Retirement plans are tough to get money out of and typically the penalties the government charges for withdrawing early are expensive. But if you stay disciplined with your budget and spending, you most likely will not need to withdraw these savings until you are allowed to without penalty. But if you do not contribute, you pass up free money if your employer matches a portion.
As an example, an employee has a salary of $50,000 a year with an employer match of 50% of 6% of the salary. Let us assume the employee contributes 6% of their salary to the retirement plan. Here is what the amounts contributed look like:
- Employee Contribution:$3,000 ($50,000 x 6%)
- Employer Contribution: $1,500 ($50,000 x 6% x 50%)
At the end of the year, the employee has a total of $4,500 contributed to his retirement account even though he contributed only $3,000 out of his paycheck. He got a free 50% return on what he contributed, which will compound overtime until he withdraws during retirement. The $50,000 is a round number used for ease of math, but the 50% return percentage is the same regardless of how much money the employee makes in this example.
- You can visit any bank or credit union to set up a savings account or any other investment vehicle.
- If you want to invest in the stock market, there are several large financial institutions that allow you to trade investments, such as Vanguard, Fidelity, Charles Schwab, or Scottrade. Many offer broad funds you can invest in that allows your money to follow the market up or down at very inexpensive prices.
- http://www.feedthepig.org/ is the website the AICPA set up as a resource for personal spending and wealth management.

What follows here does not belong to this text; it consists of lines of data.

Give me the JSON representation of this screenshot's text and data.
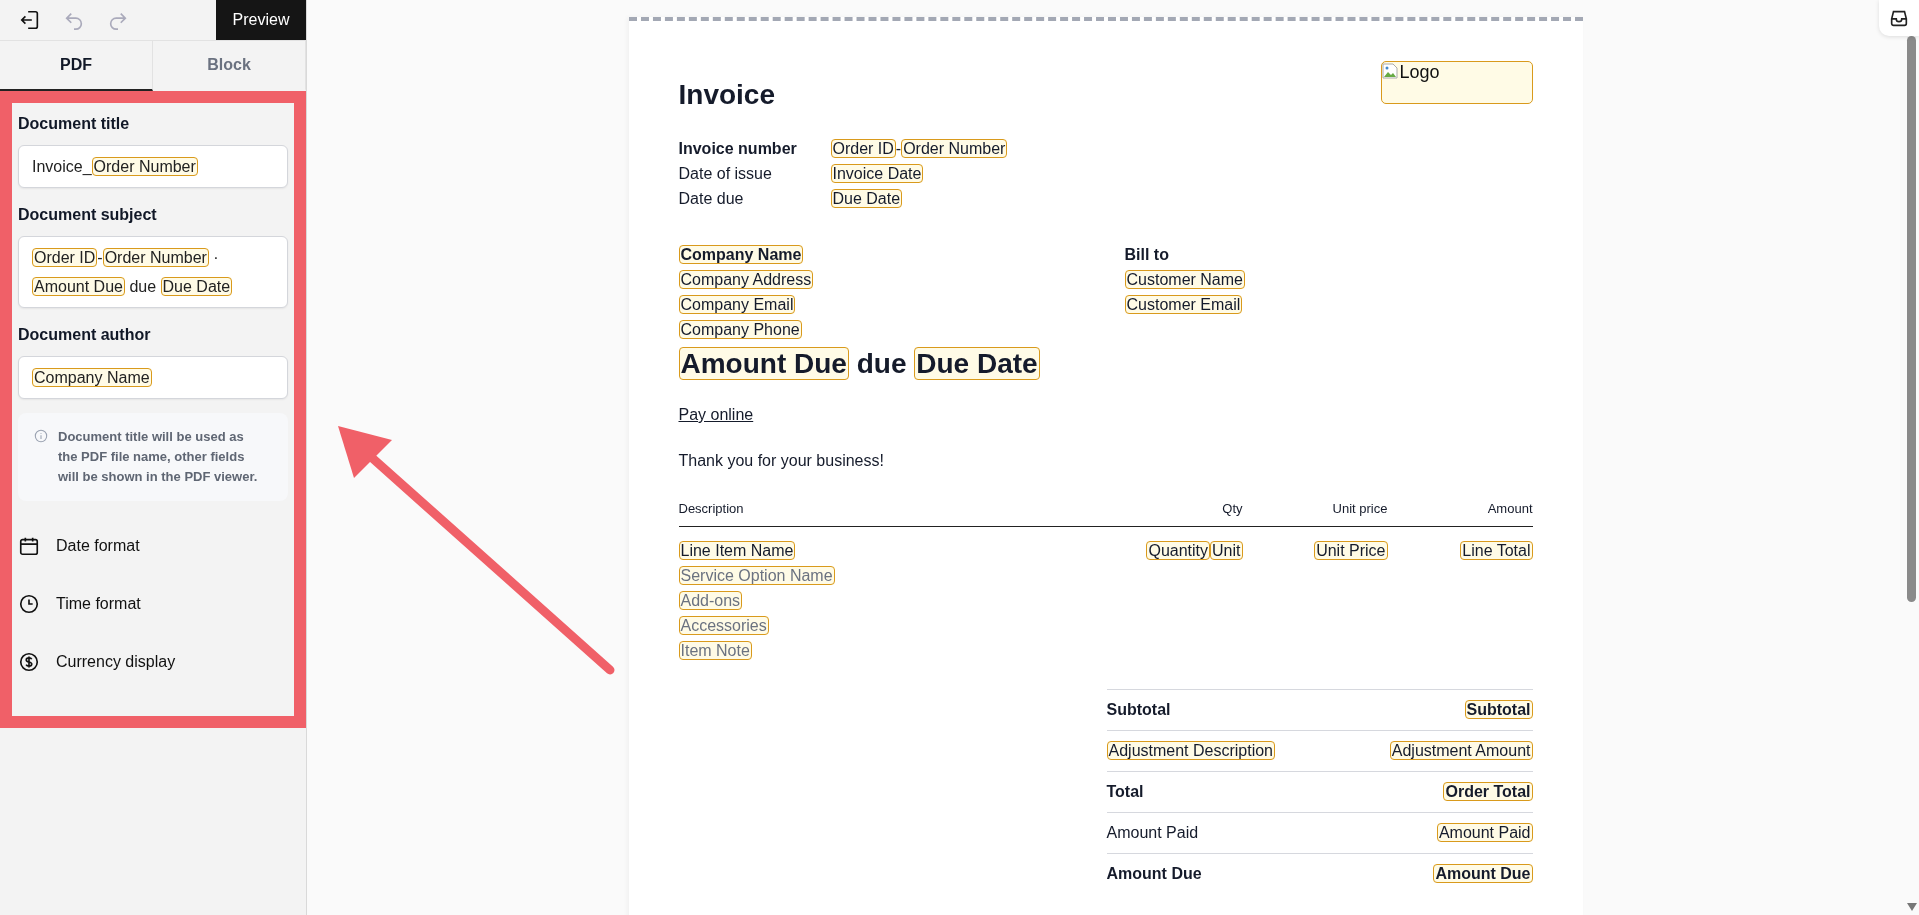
{
  "toolbar": {
    "preview_button": "Preview"
  },
  "tabs": [
    {
      "label": "PDF",
      "selected": true
    },
    {
      "label": "Block",
      "selected": false
    }
  ],
  "fields": [
    {
      "label": "Document title",
      "parts": [
        {
          "kind": "text",
          "text": "Invoice_"
        },
        {
          "kind": "token",
          "text": "Order Number"
        }
      ]
    },
    {
      "label": "Document subject",
      "parts": [
        {
          "kind": "token",
          "text": "Order ID"
        },
        {
          "kind": "text",
          "text": "-"
        },
        {
          "kind": "token",
          "text": "Order Number"
        },
        {
          "kind": "text",
          "text": " · "
        },
        {
          "kind": "token",
          "text": "Amount Due"
        },
        {
          "kind": "text",
          "text": " due "
        },
        {
          "kind": "token",
          "text": "Due Date"
        }
      ]
    },
    {
      "label": "Document author",
      "parts": [
        {
          "kind": "token",
          "text": "Company Name"
        }
      ]
    }
  ],
  "info_note": "Document title will be used as the PDF file name, other fields will be shown in the PDF viewer.",
  "settings": [
    {
      "label": "Date format",
      "kind": "calendar"
    },
    {
      "label": "Time format",
      "kind": "clock"
    },
    {
      "label": "Currency display",
      "kind": "dollar"
    }
  ],
  "invoice": {
    "title": "Invoice",
    "logo": "Logo",
    "meta": [
      {
        "label": "Invoice number",
        "bold": true,
        "parts": [
          {
            "kind": "token",
            "text": "Order ID"
          },
          {
            "kind": "text",
            "text": "-"
          },
          {
            "kind": "token",
            "text": "Order Number"
          }
        ]
      },
      {
        "label": "Date of issue",
        "bold": false,
        "parts": [
          {
            "kind": "token",
            "text": "Invoice Date"
          }
        ]
      },
      {
        "label": "Date due",
        "bold": false,
        "parts": [
          {
            "kind": "token",
            "text": "Due Date"
          }
        ]
      }
    ],
    "from": [
      {
        "text": "Company Name",
        "bold": true
      },
      {
        "text": "Company Address",
        "bold": false
      },
      {
        "text": "Company Email",
        "bold": false
      },
      {
        "text": "Company Phone",
        "bold": false
      }
    ],
    "bill_to": {
      "heading": "Bill to",
      "lines": [
        {
          "text": "Customer Name",
          "bold": false
        },
        {
          "text": "Customer Email",
          "bold": false
        }
      ]
    },
    "headline": [
      {
        "kind": "token",
        "text": "Amount Due"
      },
      {
        "kind": "text",
        "text": " due "
      },
      {
        "kind": "token",
        "text": "Due Date"
      }
    ],
    "pay_link": "Pay online",
    "thanks": "Thank you for your business!",
    "columns": [
      "Description",
      "Qty",
      "Unit price",
      "Amount"
    ],
    "item": {
      "description": [
        {
          "text": "Line Item Name",
          "muted": false
        },
        {
          "text": "Service Option Name",
          "muted": true
        },
        {
          "text": "Add-ons",
          "muted": true
        },
        {
          "text": "Accessories",
          "muted": true
        },
        {
          "text": "Item Note",
          "muted": true
        }
      ],
      "qty": [
        {
          "kind": "token",
          "text": "Quantity"
        },
        {
          "kind": "token",
          "text": "Unit"
        }
      ],
      "unit_price": [
        {
          "kind": "token",
          "text": "Unit Price"
        }
      ],
      "amount": [
        {
          "kind": "token",
          "text": "Line Total"
        }
      ]
    },
    "summary": [
      {
        "bold": true,
        "label": [
          {
            "kind": "text",
            "text": "Subtotal"
          }
        ],
        "value": [
          {
            "kind": "token",
            "text": "Subtotal"
          }
        ]
      },
      {
        "bold": false,
        "label": [
          {
            "kind": "token",
            "text": "Adjustment Description"
          }
        ],
        "value": [
          {
            "kind": "token",
            "text": "Adjustment Amount"
          }
        ]
      },
      {
        "bold": true,
        "label": [
          {
            "kind": "text",
            "text": "Total"
          }
        ],
        "value": [
          {
            "kind": "token",
            "text": "Order Total"
          }
        ]
      },
      {
        "bold": false,
        "label": [
          {
            "kind": "text",
            "text": "Amount Paid"
          }
        ],
        "value": [
          {
            "kind": "token",
            "text": "Amount Paid"
          }
        ]
      },
      {
        "bold": true,
        "label": [
          {
            "kind": "text",
            "text": "Amount Due"
          }
        ],
        "value": [
          {
            "kind": "token",
            "text": "Amount Due"
          }
        ]
      }
    ]
  }
}
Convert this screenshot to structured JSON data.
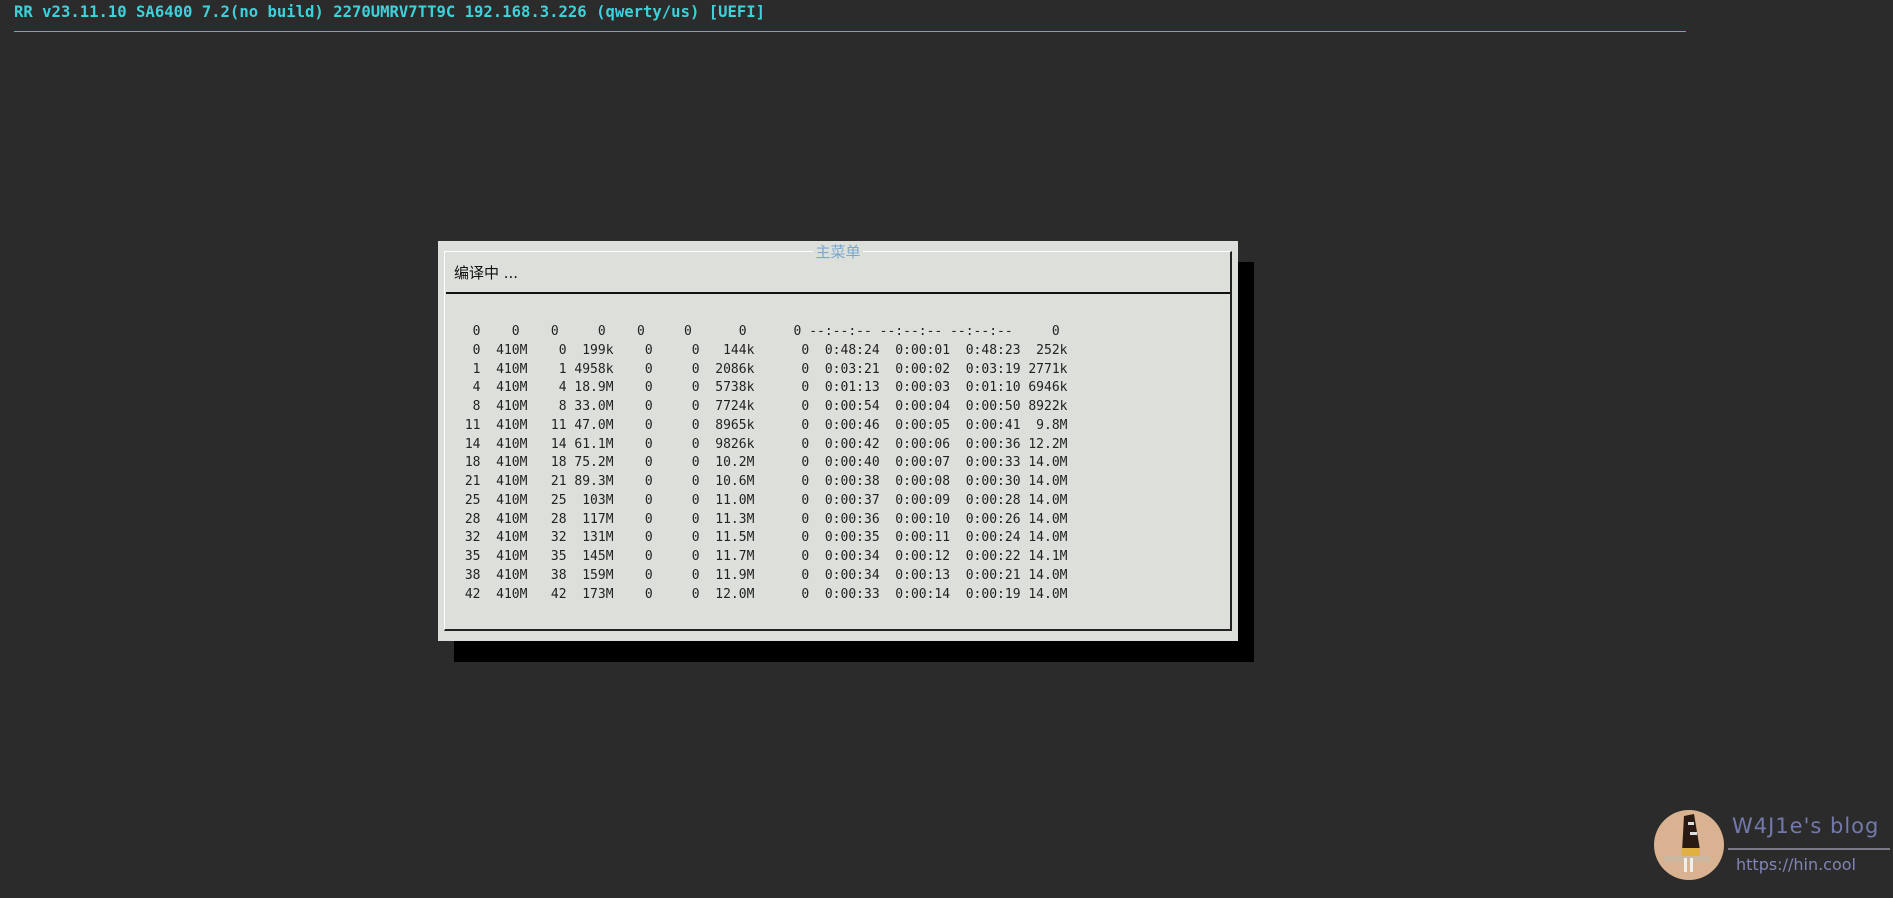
{
  "header": {
    "title": "RR v23.11.10 SA6400 7.2(no build) 2270UMRV7TT9C 192.168.3.226 (qwerty/us) [UEFI]",
    "accent_color": "#3cd2dc"
  },
  "dialog": {
    "title": "主菜单",
    "status": "编译中 ...",
    "rows": [
      "  0    0    0     0    0     0      0      0 --:--:-- --:--:-- --:--:--     0",
      "  0  410M    0  199k    0     0   144k      0  0:48:24  0:00:01  0:48:23  252k",
      "  1  410M    1 4958k    0     0  2086k      0  0:03:21  0:00:02  0:03:19 2771k",
      "  4  410M    4 18.9M    0     0  5738k      0  0:01:13  0:00:03  0:01:10 6946k",
      "  8  410M    8 33.0M    0     0  7724k      0  0:00:54  0:00:04  0:00:50 8922k",
      " 11  410M   11 47.0M    0     0  8965k      0  0:00:46  0:00:05  0:00:41  9.8M",
      " 14  410M   14 61.1M    0     0  9826k      0  0:00:42  0:00:06  0:00:36 12.2M",
      " 18  410M   18 75.2M    0     0  10.2M      0  0:00:40  0:00:07  0:00:33 14.0M",
      " 21  410M   21 89.3M    0     0  10.6M      0  0:00:38  0:00:08  0:00:30 14.0M",
      " 25  410M   25  103M    0     0  11.0M      0  0:00:37  0:00:09  0:00:28 14.0M",
      " 28  410M   28  117M    0     0  11.3M      0  0:00:36  0:00:10  0:00:26 14.0M",
      " 32  410M   32  131M    0     0  11.5M      0  0:00:35  0:00:11  0:00:24 14.0M",
      " 35  410M   35  145M    0     0  11.7M      0  0:00:34  0:00:12  0:00:22 14.1M",
      " 38  410M   38  159M    0     0  11.9M      0  0:00:34  0:00:13  0:00:21 14.0M",
      " 42  410M   42  173M    0     0  12.0M      0  0:00:33  0:00:14  0:00:19 14.0M"
    ]
  },
  "watermark": {
    "name": "W4J1e's blog",
    "url": "https://hin.cool"
  }
}
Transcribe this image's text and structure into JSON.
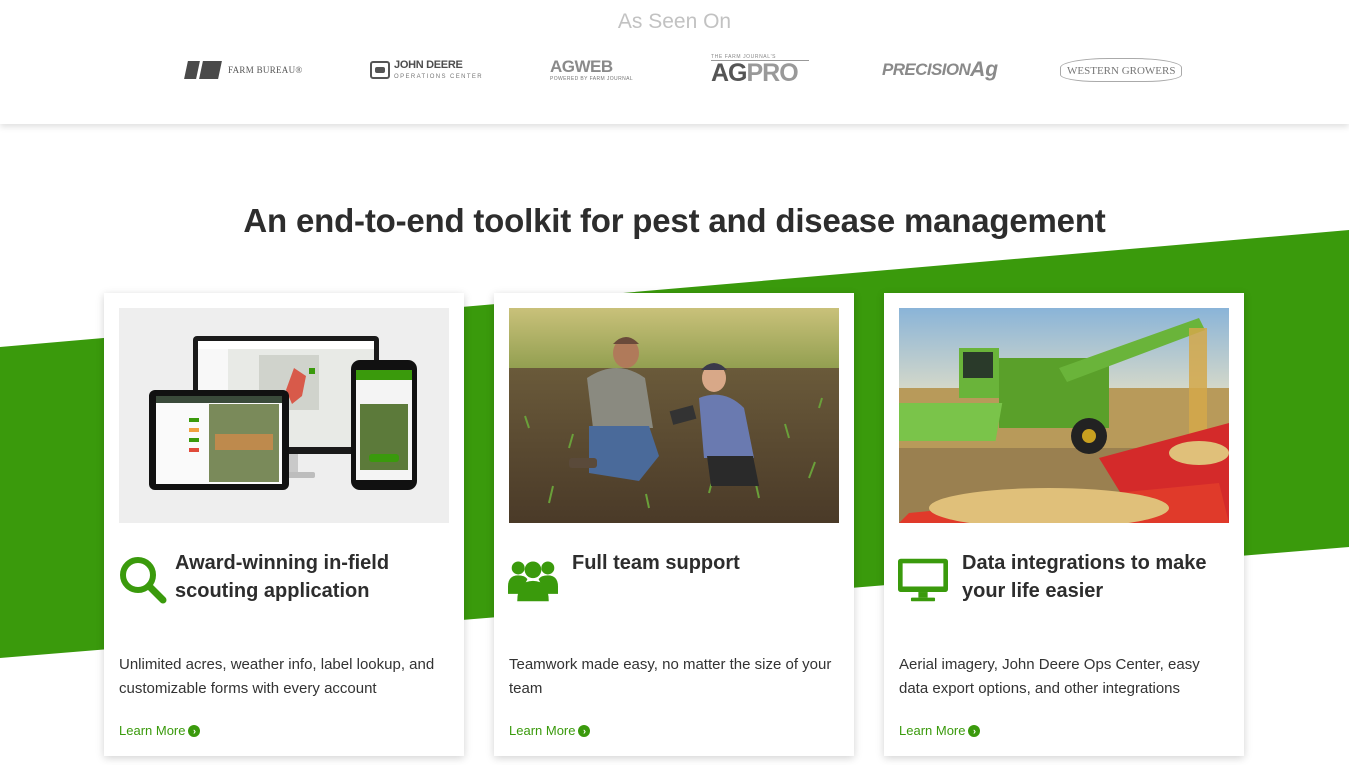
{
  "seen_on": {
    "title": "As Seen On",
    "logos": {
      "farm_bureau": "FARM BUREAU®",
      "john_deere_1": "JOHN DEERE",
      "john_deere_2": "OPERATIONS CENTER",
      "agweb_1": "AGWEB",
      "agweb_2": "POWERED BY FARM JOURNAL",
      "agpro_0": "THE FARM JOURNAL'S",
      "agpro_1": "AG",
      "agpro_2": "PRO",
      "precision_1": "PRECISION",
      "precision_2": "Ag",
      "western_growers": "WESTERN GROWERS"
    }
  },
  "headline": "An end-to-end toolkit for pest and disease management",
  "cards": [
    {
      "title": "Award-winning in-field scouting application",
      "description": "Unlimited acres, weather info, label lookup, and customizable forms with every account",
      "link": "Learn More"
    },
    {
      "title": "Full team support",
      "description": "Teamwork made easy, no matter the size of your team",
      "link": "Learn More"
    },
    {
      "title": "Data integrations to make your life easier",
      "description": "Aerial imagery, John Deere Ops Center, easy data export options, and other integrations",
      "link": "Learn More"
    }
  ],
  "colors": {
    "brand_green": "#3a9a0c",
    "band_green": "#3a9a0c",
    "heading_text": "#2d2d2d"
  }
}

Melvin graduated from LSU with a BA in Latin and a BS and MS in Accounting. After working for an accounting firm and earning the CPA designation, he now works as the controller (financial reporting and accounting function) for a privately-held company in Slidell. When not listening to red dirt music, attending Mardi Gras parades, tailgating, or watching football in Tiger Stadium, he serves on the Vintage Connect Team and is a third-generation Lakeview resident.
1“Windfall,” Merriam-Webster, accessed June 10, 2015, http://www.merriam-webster.com/dictionary/windfall.
2Trent Hamm, “How to Face Your Fear of Starting a 401(K),” September 20, 2013, accessed June 10, 2015, http://lifehacker.com/how-to-face-your-fear-of-starting-a-401-k-1354884919.